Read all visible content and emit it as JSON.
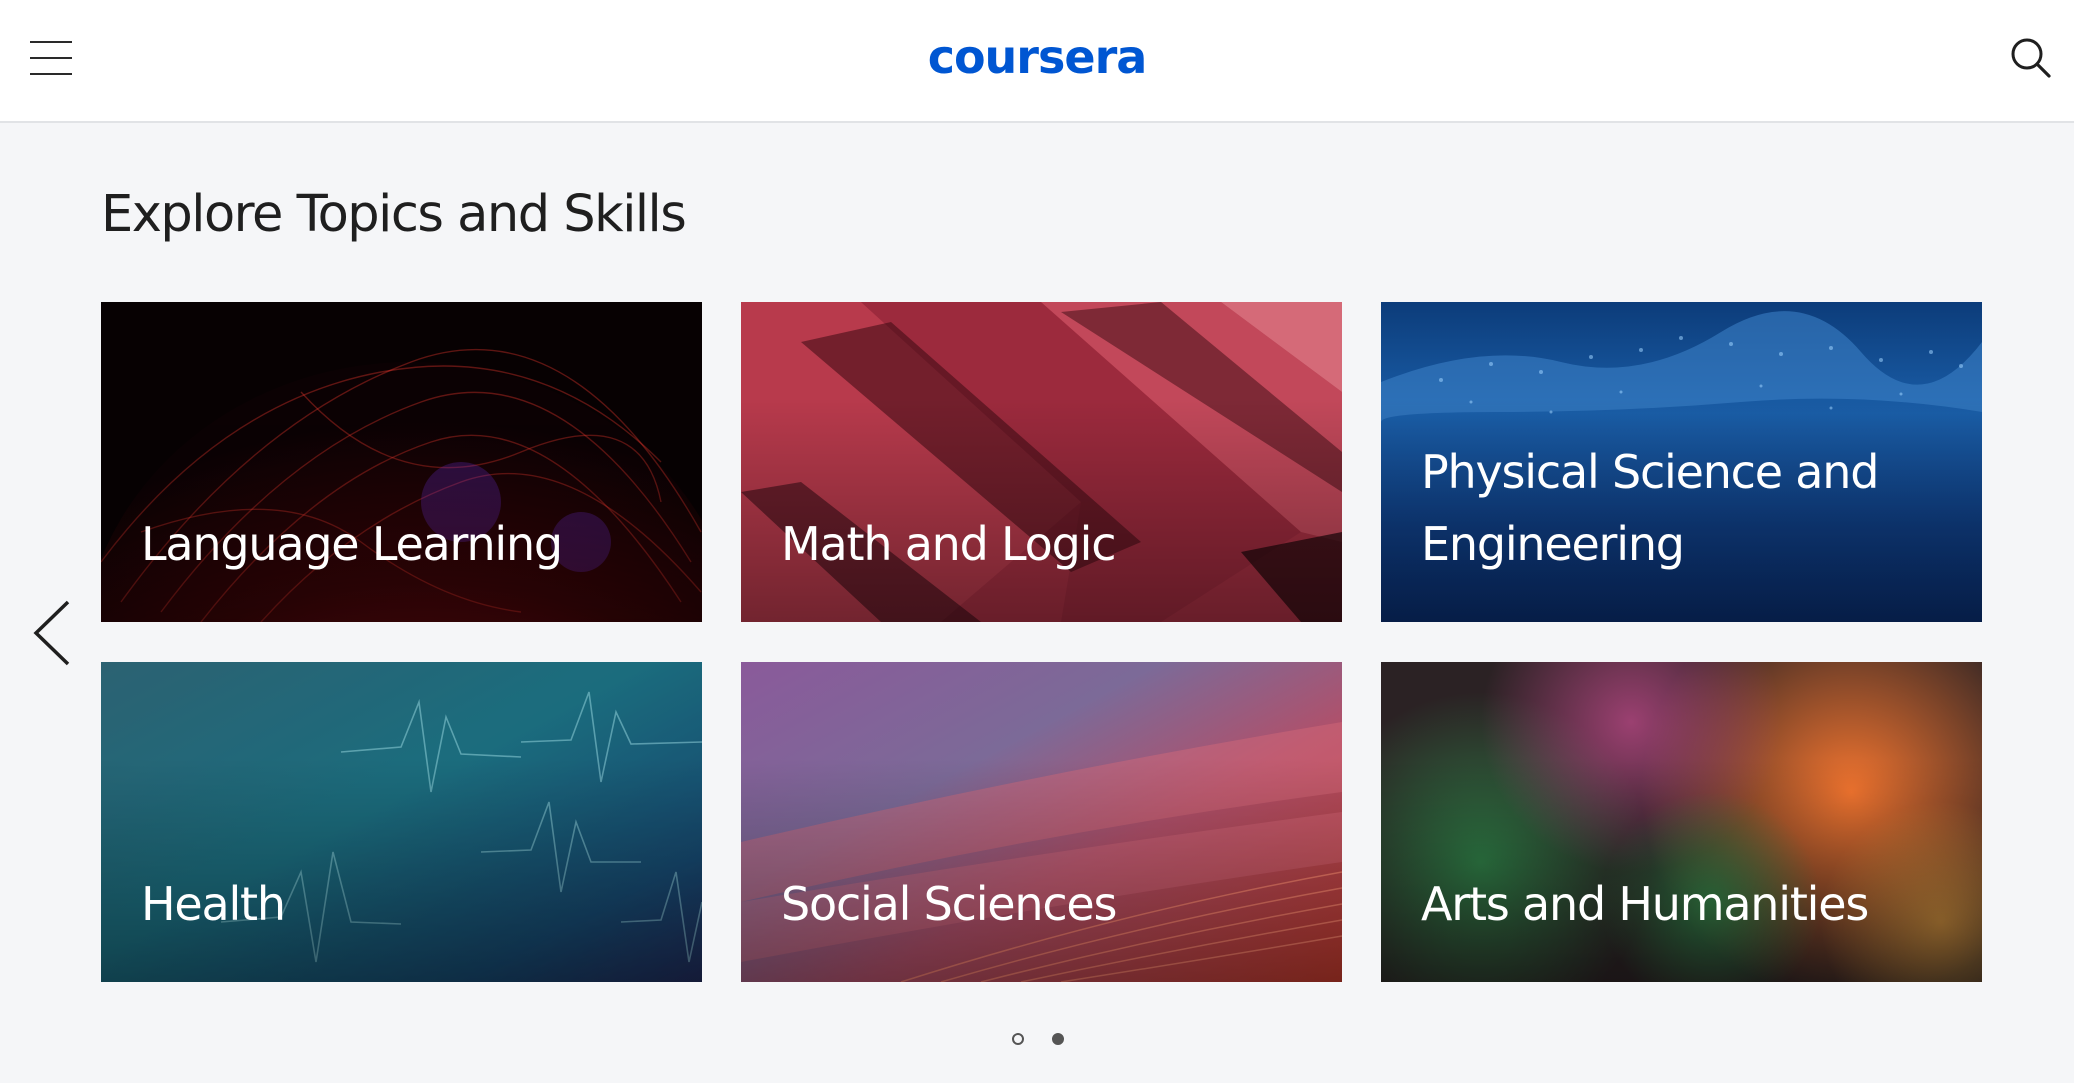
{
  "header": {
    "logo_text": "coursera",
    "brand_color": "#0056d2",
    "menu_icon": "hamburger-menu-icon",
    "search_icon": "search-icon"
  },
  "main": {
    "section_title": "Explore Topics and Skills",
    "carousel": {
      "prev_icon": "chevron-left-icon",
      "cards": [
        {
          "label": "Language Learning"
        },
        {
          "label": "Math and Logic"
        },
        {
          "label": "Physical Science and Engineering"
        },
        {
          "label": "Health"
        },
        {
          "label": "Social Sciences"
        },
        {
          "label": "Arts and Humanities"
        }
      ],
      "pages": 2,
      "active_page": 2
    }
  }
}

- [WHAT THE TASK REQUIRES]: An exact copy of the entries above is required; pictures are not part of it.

- [EXERCISE SOLUTION]:
Read all visible content and emit it as JSON.
{
  "header": {
    "logo_text": "coursera",
    "brand_color": "#0056d2",
    "menu_icon": "hamburger-menu-icon",
    "search_icon": "search-icon"
  },
  "main": {
    "section_title": "Explore Topics and Skills",
    "carousel": {
      "prev_icon": "chevron-left-icon",
      "cards": [
        {
          "label": "Language Learning"
        },
        {
          "label": "Math and Logic"
        },
        {
          "label": "Physical Science and Engineering"
        },
        {
          "label": "Health"
        },
        {
          "label": "Social Sciences"
        },
        {
          "label": "Arts and Humanities"
        }
      ],
      "pages": 2,
      "active_page": 2
    }
  }
}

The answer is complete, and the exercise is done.